Consider the following data on cleaning crews (cleaning.jmp). We expect that the number of
rooms cleaned will be linear in the number of crews sent to clean
them. In fact, we might even expect that if we send zero crews, we
will get zero rooms cleaned. We want Y to be the number of rooms
cleaned and X to be the number of crews sent out. How many rooms does
each crew clean?
Plot the data, run a simple regression and create prediction
bounds. Does the data appear homoskedastic?
Transform the data to do a weighted least squares. Try using
both a standard deviation proportional to X and portional to
squareroot of X. Plot both. Which appears to be more
Use the White estimator (the sandwich estimator) to generate
standard errors for the slope and intercept.
Discussion question: (Please type up a one page answer to the
following.) Compare the confidence intervals for the slope in
each of the methods above. Which ones do you believe? Are the
ones that are theoretically wrong qualitatively wrong?
Our theory suggests that the intercept should be zero. Which
is the correct test to run? Do we fail to reject the null? Do
any of the other test incorrectly reject the null?
Pick the weighted least squares model that appears to be the
most homoskedastic. Now use the White estimator on that
model. Does it change the SE's very much?
The envelope please: Add up all the rooms cleaned. Add up
all the crews. Divide these two to come up with an average
number of rooms cleaned per crew. This should match one of the
slopes you computed above. (You could also compute a standard
error by hand to see which confidence intervals above are the
closest to describing the right answer. But you don't have to
How much do betas depend on a single point? (this leads to p x
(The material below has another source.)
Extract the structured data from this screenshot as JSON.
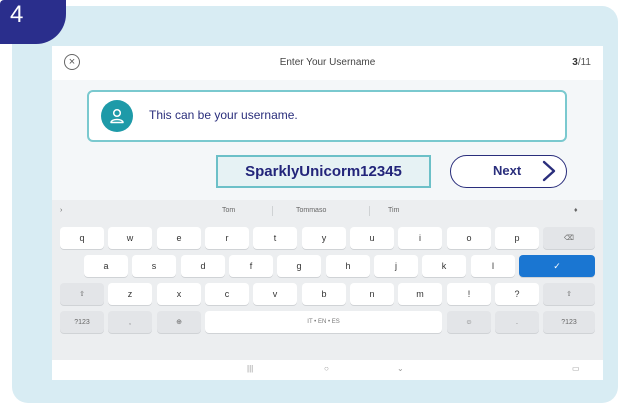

n matrix of leverages)
How much do predictions depend on a single point? (this leads a
a vector of leverages)
How much does prediction of i depend on value of i?
prediction is Xi beta-hat.
beta-hat = (X'X)-1X'Y
prediction is Xi (X'X)-1X'Y
To convert Y to a prediction: (X (X'X)-1X')Y
hat matrix: h = (X (X'X)-1X')
Called projection matrix. Or "hat matrix" since it puts
a hat on y.
hii is dy-hat/dy--called leverate
Nice property: depends ONLY on X's. So if you decide to toss a
point out based on its leverage, you aren't biasing your results.
Use mahalobious to "see" leverage
Influence = leverage x outlier
A point that isn't leveraged doesn't effect outcome very much
a point that isn't an outlier doesn't effect outcome very much
need both to be influential
draw pictures of various outliers: MBA call them, cottages,
direct mail, and crime)
Various definitions of influence
DFFITS = change in forecast i if you leave out observation i
(y-hati - yi,-i)/SE(y-hat)
looking at squared values, and noting that h is
approximately zero leads to influence = leverage x
DFBETAS = change if slope j if you leave out obseration i
no easy formula
no longer related to leverage (hatii)
depends on scale of beta--change scale of X changes
value of DFBETAS
DFALL = Cooks D = change in all betas = change in all
use "natural" parameter space/prediction loss
Cooks D is squared-distance change in adding point i
tells how much parameters in natural basis
tells how much all the predictions change on average